Do the scientists who study cancer at Roswell Park do it because they’re “celebrating” cancer? Because they want their mother-in-law to die from it? Do they donate their time in their devoted efforts to study it, understand it and cure it?
Reporting on the horrors of the world – and how monsters become monsters – is one of the basic things journalism does. Or at least is supposed to do.
When magazines study the monsters who make monstrous news, misunderstandings are always possible. When Time magazine made Hitler its “Man of the Year” in 1938, and Stalin in 1939 and 1942, and Ayatollah Khomeini in 1979, the magazine was recognizing those that had made that year’s most important news.
But yes, people said, isn’t serving them up on your cover asking your readers to swallow their poison?
To which all journalists know the answer: No. It’s providing crucial information about those responsible for our world, especially the horrors that sons and daughters die for and are maimed for.
Here, with savage eloquence, is what Frank Rich has to say in a current New York Magazine blog about the whole “controversy”:
“Even by the standards of phony post 9/11 outrages, this one is idiotic. And if you don’t believe me that idiots are involved, do note that one blog that has made a cause of vilifying the Rolling Stone cover, Michelle Malkin’s ‘Twitchy,’ cites as allies three members of the ’80s boys band New Kids On the Block, Justin Bieber’s bodyguard and James Van Der Beek, an actor who has otherwise been near-invisible since ‘Dawson’s Creek’ was canceled a decade ago. (Can Charlie Sheen be far behind?) What are these idiots thinking? That because Tsarnaev looked like a cute dude and a ‘celebrity’ (which he is, by the way, as is George Zimmerman), impressionable American kids will enlist with Al Qaida? That publishing an article about the psyche of a mass murderer somehow dishonors those he murdered? The whole point of the piece is that Tsarnaev didn’t look or act like a terrorist in an FBI mug shot but was a ‘golden person’ to those who knew him – ‘seamless like a billiard ball’ in the words of his high school wrestling coach in Cambridge. That’s how he got away with it even in our overweening surveillance state. How he fooled everyone is one thing of value we might learn if anything remotely positive is to come out of his and his brother’s horrific crime. No piece of journalism has shed more light on that question to date than this article by Janet Reitman, who was also the fearless author of the first major book to crack open Scientology … The more readers who are tempted to dig into this exemplary exercise in long form journalism (11,000 words) by the Rolling Stone cover, the better. Those pandering politicians and merchants who are encouraging readers to shun the magazine or barring it altogether … are, as they used to say in the Bush era, on the side of the terrorists.”

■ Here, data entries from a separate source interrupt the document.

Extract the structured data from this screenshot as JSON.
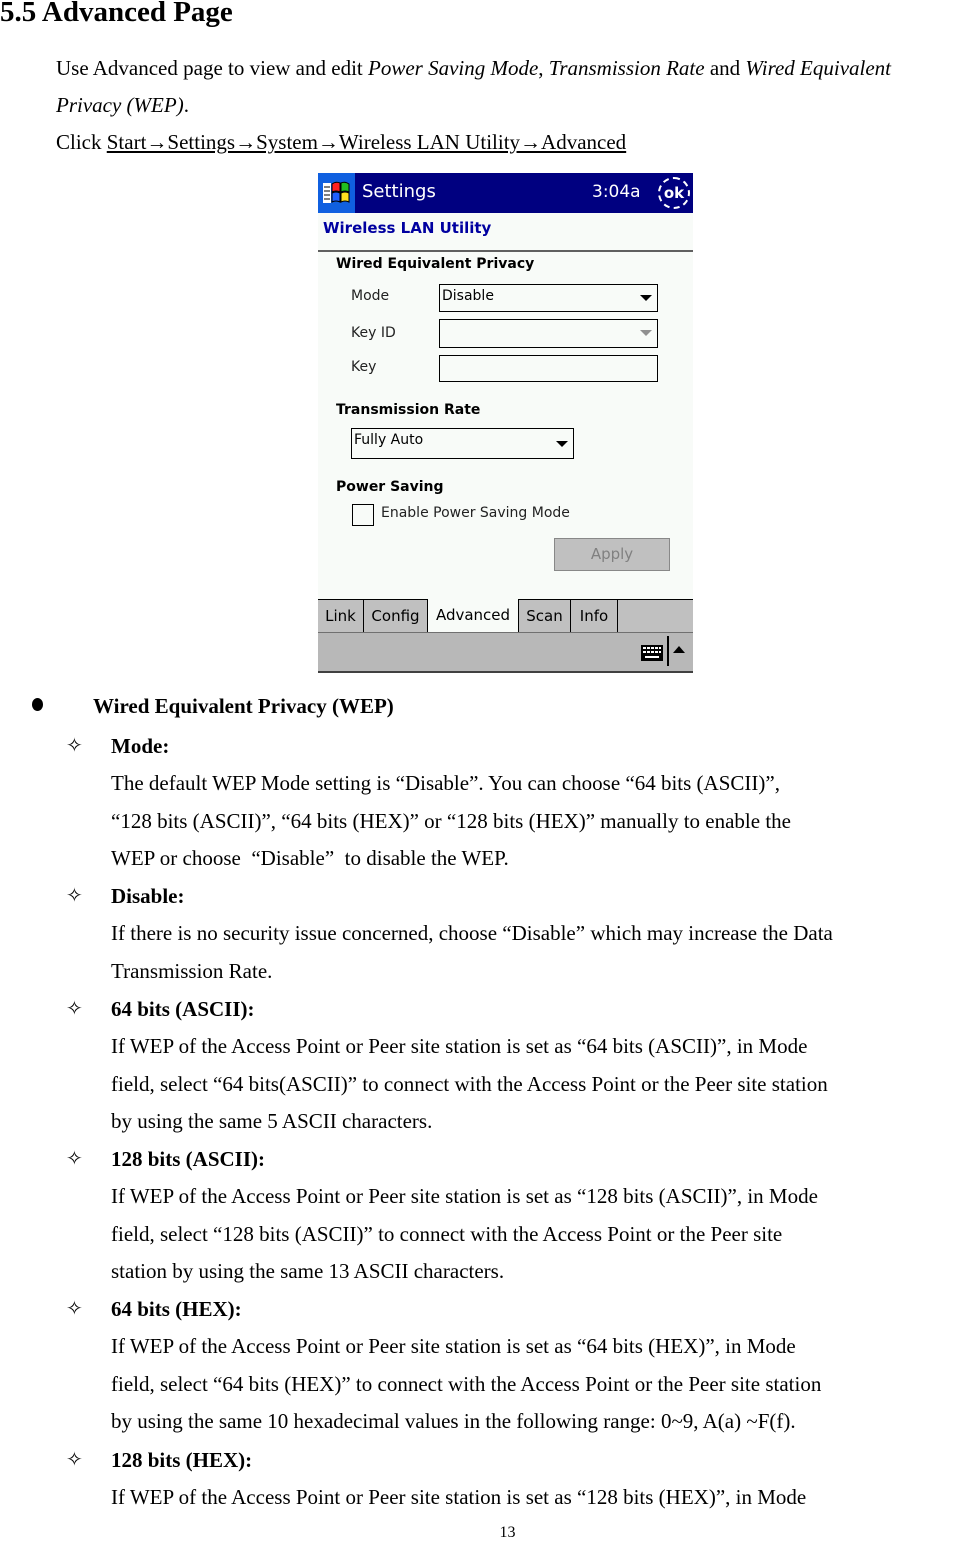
{
  "heading": "5.5 Advanced Page",
  "intro": {
    "prefix": "Use Advanced page to view and edit ",
    "em1": "Power Saving Mode",
    "sep1": ", ",
    "em2": "Transmission Rate",
    "sep2": " and ",
    "em3": "Wired Equivalent Privacy (WEP)",
    "suffix": "."
  },
  "click_line": {
    "prefix": "Click ",
    "path": "Start→Settings→System→Wireless LAN Utility→Advanced"
  },
  "pda": {
    "title": "Settings",
    "clock": "3:04a",
    "ok_label": "ok",
    "app_title": "Wireless LAN Utility",
    "wep_section": "Wired Equivalent Privacy",
    "mode_label": "Mode",
    "mode_value": "Disable",
    "keyid_label": "Key ID",
    "keyid_value": "",
    "key_label": "Key",
    "key_value": "",
    "rate_section": "Transmission Rate",
    "rate_value": "Fully Auto",
    "power_section": "Power Saving",
    "power_checkbox_label": "Enable Power Saving Mode",
    "power_checked": false,
    "apply_label": "Apply",
    "tabs": [
      {
        "label": "Link",
        "active": false
      },
      {
        "label": "Config",
        "active": false
      },
      {
        "label": "Advanced",
        "active": true
      },
      {
        "label": "Scan",
        "active": false
      },
      {
        "label": "Info",
        "active": false
      }
    ],
    "colors": {
      "titlebar": "#000080",
      "start": "#1060e0",
      "app_title": "#0000a0"
    }
  },
  "section": {
    "title": "Wired Equivalent Privacy (WEP)",
    "items": [
      {
        "title": "Mode:",
        "lines": [
          "The default WEP Mode setting is “Disable”. You can choose “64 bits (ASCII)”,",
          "“128 bits (ASCII)”, “64 bits (HEX)” or “128 bits (HEX)” manually to enable the",
          "WEP or choose  “Disable”  to disable the WEP."
        ]
      },
      {
        "title": "Disable:",
        "lines": [
          "If there is no security issue concerned, choose “Disable” which may increase the Data",
          "Transmission Rate."
        ]
      },
      {
        "title": "64 bits (ASCII):",
        "lines": [
          "If WEP of the Access Point or Peer site station is set as “64 bits (ASCII)”, in Mode",
          "field, select “64 bits(ASCII)” to connect with the Access Point or the Peer site station",
          "by using the same 5 ASCII characters."
        ]
      },
      {
        "title": "128 bits (ASCII):",
        "lines": [
          "If WEP of the Access Point or Peer site station is set as “128 bits (ASCII)”, in Mode",
          "field, select “128 bits (ASCII)” to connect with the Access Point or the Peer site",
          "station by using the same 13 ASCII characters."
        ]
      },
      {
        "title": "64 bits (HEX):",
        "lines": [
          "If WEP of the Access Point or Peer site station is set as “64 bits (HEX)”, in Mode",
          "field, select “64 bits (HEX)” to connect with the Access Point or the Peer site station",
          "by using the same 10 hexadecimal values in the following range: 0~9, A(a) ~F(f)."
        ]
      },
      {
        "title": "128 bits (HEX):",
        "lines": [
          "If WEP of the Access Point or Peer site station is set as “128 bits (HEX)”, in Mode"
        ]
      }
    ]
  },
  "page_number": "13"
}
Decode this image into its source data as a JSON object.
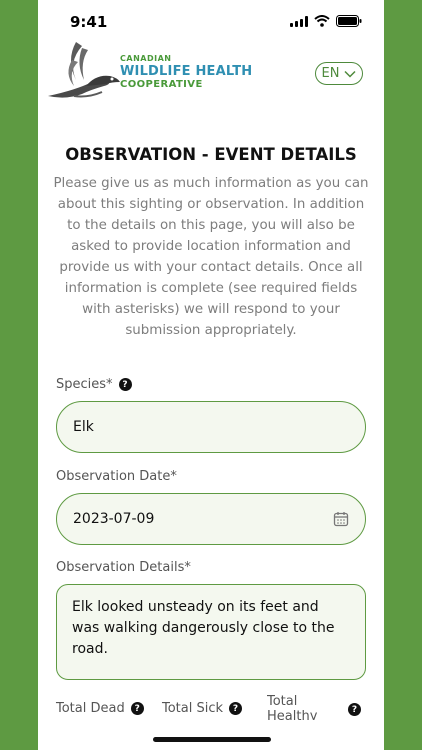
{
  "status_bar": {
    "time": "9:41"
  },
  "header": {
    "logo_line1": "CANADIAN",
    "logo_line2": "WILDLIFE HEALTH",
    "logo_line3": "COOPERATIVE",
    "language": "EN"
  },
  "page": {
    "title": "OBSERVATION - EVENT DETAILS",
    "intro": "Please give us as much information as you can about this sighting or observation. In addition to the details on this page, you will also be asked to provide location information and provide us with your contact details. Once all information is complete (see required fields with asterisks) we will respond to your submission appropriately."
  },
  "form": {
    "species": {
      "label": "Species*",
      "value": "Elk"
    },
    "observation_date": {
      "label": "Observation Date*",
      "value": "2023-07-09"
    },
    "observation_details": {
      "label": "Observation Details*",
      "value": "Elk looked unsteady on its feet and was walking dangerously close to the road."
    },
    "total_dead": {
      "label": "Total Dead"
    },
    "total_sick": {
      "label": "Total Sick"
    },
    "total_healthy": {
      "label_line1": "Total",
      "label_line2": "Healthy"
    },
    "help_glyph": "?"
  },
  "colors": {
    "accent": "#5e9a42",
    "field_bg": "#f4f8ef",
    "logo_blue": "#2f8fb2"
  }
}
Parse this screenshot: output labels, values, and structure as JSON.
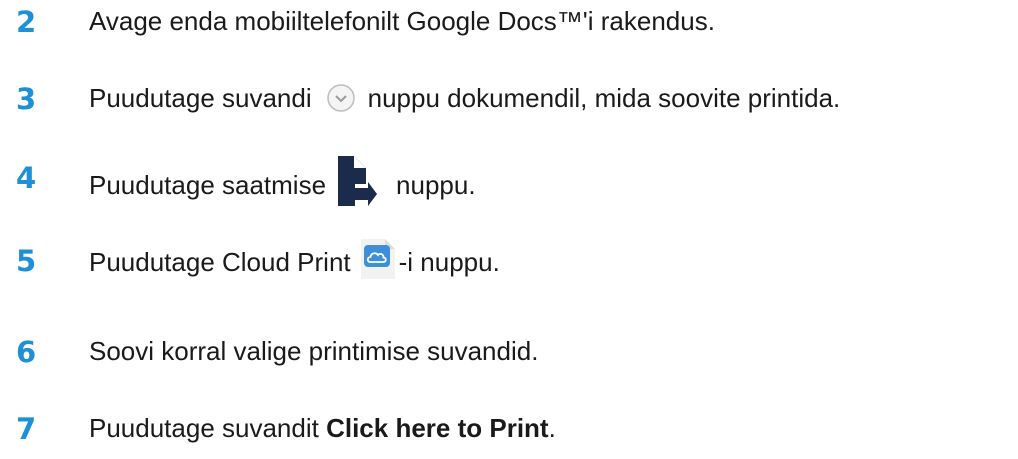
{
  "steps": [
    {
      "number": "2",
      "text": "Avage enda mobiiltelefonilt Google Docs™'i rakendus."
    },
    {
      "number": "3",
      "before": "Puudutage suvandi",
      "icon": "chevron-down-circle-icon",
      "after": "nuppu dokumendil, mida soovite printida."
    },
    {
      "number": "4",
      "before": "Puudutage saatmise",
      "icon": "send-document-icon",
      "after": "nuppu."
    },
    {
      "number": "5",
      "before": "Puudutage Cloud Print",
      "icon": "cloud-print-icon",
      "after": "-i nuppu."
    },
    {
      "number": "6",
      "text": "Soovi korral valige printimise suvandid."
    },
    {
      "number": "7",
      "before": "Puudutage suvandit ",
      "bold": "Click here to Print",
      "after": "."
    }
  ],
  "colors": {
    "number": "#1c91d8",
    "text": "#1a1a1a",
    "send_icon": "#1b2b4b",
    "cloud_icon": "#3c8fd8"
  }
}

What I fear is more horrible than that: that America no longer wants the “light” of truth, journalistic or otherwise, that it prefers the Internet’s indiscriminate embrace of whatever rhetoric comforts and soothes people happy to stay in the dark. That all America now understands are “media” people who want to make money and be famous.
It’s the apocalyptic question of our time and never, I think, crystallized more clearly than in the ghastly self-righteous crusade against a magazine that wanted only to understand the horrors of our world a little better and to make sure their readers knew they were doing it: Does the “light” of truth stand a chance in the hideous cynicism and the propaganda “lighting” of modern entertainment media?
Maybe I wasn’t sufficiently frightened by the Age of Information before. Well I am now, after a simple Rolling Stone cover story revealed exactly how little interest so many friends and neighbors actually have in understanding the world we all live in.
Let’s by all means turn off the lights. It’s so soothing in the dark when you don’t have to look at anything.